# Exercise goal:
Search the material for the string "subtitle", then return every line where it is found.

# Records shown:
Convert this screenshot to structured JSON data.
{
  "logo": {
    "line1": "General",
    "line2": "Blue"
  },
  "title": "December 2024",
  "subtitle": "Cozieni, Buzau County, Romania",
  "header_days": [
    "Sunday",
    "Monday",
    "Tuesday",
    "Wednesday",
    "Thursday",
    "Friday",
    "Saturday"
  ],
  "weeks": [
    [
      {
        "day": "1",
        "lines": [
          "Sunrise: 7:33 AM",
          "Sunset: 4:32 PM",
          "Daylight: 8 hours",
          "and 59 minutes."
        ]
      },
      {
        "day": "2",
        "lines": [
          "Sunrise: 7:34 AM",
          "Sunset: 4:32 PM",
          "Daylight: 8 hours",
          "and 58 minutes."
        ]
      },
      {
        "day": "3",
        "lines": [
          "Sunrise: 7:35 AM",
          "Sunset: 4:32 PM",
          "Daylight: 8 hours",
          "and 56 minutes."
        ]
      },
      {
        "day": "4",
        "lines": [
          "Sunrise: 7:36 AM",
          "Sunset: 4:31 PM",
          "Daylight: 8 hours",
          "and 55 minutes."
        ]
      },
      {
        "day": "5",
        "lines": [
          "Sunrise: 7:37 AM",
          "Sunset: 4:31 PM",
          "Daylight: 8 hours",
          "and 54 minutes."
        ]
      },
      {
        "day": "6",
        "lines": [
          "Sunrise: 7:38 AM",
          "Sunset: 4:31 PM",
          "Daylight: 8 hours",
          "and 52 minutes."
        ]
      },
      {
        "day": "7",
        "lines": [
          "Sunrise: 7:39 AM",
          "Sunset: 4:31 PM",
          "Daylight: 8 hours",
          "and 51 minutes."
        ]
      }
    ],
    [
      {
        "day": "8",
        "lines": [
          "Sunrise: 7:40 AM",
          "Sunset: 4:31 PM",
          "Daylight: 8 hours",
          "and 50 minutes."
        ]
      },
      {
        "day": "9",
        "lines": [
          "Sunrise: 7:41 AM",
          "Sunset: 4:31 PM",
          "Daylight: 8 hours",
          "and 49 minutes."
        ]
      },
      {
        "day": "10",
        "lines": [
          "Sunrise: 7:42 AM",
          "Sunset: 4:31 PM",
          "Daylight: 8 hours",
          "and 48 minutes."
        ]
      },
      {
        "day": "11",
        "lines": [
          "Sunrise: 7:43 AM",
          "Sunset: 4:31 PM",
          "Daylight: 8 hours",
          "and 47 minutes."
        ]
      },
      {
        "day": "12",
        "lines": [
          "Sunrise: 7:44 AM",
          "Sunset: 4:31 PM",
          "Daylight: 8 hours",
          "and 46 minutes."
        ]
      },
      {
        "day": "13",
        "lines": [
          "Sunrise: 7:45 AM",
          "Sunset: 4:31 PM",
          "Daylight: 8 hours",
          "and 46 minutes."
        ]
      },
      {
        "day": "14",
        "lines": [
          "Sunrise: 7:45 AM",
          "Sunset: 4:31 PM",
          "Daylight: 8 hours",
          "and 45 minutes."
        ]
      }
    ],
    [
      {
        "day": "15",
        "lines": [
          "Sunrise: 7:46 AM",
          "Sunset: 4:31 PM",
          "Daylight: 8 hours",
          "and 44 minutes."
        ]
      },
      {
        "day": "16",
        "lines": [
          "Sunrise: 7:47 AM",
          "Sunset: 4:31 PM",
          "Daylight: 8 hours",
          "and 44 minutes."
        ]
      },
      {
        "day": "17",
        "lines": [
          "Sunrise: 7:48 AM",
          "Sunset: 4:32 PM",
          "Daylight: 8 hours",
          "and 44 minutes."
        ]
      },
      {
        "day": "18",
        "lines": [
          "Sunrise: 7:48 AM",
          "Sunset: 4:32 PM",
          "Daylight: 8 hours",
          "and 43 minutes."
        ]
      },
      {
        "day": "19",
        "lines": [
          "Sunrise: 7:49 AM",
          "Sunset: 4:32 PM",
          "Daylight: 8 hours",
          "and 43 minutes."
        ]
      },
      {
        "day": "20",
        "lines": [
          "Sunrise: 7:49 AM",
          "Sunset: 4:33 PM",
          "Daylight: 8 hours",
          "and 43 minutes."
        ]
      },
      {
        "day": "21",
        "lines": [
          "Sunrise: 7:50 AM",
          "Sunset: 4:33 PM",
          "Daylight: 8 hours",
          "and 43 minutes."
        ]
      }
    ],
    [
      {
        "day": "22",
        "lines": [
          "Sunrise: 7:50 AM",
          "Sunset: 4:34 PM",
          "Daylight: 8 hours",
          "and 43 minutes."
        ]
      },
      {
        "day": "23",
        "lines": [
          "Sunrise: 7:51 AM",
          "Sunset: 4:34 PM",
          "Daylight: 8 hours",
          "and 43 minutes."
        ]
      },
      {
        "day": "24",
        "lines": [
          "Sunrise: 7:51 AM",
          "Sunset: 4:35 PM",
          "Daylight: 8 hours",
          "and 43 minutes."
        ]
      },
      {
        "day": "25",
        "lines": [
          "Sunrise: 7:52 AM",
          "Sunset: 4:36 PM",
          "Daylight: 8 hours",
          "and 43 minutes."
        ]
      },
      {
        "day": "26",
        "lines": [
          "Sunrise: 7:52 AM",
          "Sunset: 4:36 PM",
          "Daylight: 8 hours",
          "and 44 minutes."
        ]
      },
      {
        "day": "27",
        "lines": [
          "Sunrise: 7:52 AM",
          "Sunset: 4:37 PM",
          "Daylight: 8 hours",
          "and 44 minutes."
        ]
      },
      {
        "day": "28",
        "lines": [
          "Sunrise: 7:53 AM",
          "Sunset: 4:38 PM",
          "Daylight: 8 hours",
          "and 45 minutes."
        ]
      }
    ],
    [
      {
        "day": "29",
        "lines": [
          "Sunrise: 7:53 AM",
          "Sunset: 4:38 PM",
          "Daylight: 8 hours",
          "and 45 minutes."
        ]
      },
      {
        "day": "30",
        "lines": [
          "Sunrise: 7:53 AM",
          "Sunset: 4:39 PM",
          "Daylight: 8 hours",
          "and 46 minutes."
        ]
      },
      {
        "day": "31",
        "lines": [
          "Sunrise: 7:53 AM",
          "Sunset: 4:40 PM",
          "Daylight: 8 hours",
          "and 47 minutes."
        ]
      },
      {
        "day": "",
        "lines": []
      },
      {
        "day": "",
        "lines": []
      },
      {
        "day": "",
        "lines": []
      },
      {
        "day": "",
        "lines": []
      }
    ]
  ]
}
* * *
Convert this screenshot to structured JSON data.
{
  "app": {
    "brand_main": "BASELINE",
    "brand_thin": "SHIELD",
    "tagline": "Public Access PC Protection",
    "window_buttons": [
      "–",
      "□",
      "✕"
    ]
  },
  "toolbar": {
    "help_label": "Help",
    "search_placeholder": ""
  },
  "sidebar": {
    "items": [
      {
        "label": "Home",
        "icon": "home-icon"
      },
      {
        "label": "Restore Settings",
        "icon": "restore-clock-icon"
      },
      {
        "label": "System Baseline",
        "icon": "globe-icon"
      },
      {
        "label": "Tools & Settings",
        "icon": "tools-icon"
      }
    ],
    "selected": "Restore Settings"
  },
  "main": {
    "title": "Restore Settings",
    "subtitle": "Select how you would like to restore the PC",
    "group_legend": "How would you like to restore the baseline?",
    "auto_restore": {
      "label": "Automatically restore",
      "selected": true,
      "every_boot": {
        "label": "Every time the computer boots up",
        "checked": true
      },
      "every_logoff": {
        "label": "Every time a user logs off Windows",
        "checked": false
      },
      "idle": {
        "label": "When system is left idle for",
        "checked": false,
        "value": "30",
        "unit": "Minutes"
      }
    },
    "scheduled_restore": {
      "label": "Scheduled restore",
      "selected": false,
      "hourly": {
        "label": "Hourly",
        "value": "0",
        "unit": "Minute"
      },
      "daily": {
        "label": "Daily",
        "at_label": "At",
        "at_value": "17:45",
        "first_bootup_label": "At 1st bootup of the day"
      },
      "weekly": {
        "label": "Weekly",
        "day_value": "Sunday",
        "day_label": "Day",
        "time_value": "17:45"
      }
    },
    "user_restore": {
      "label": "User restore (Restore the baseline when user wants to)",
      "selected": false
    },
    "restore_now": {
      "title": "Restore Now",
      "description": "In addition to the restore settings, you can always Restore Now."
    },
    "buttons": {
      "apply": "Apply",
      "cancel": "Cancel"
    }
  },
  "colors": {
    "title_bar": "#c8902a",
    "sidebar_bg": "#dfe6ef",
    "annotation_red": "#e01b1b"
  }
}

# Solution:
  "subtitle": "Cozieni, Buzau County, Romania",
    "subtitle": "Select how you would like to restore the PC",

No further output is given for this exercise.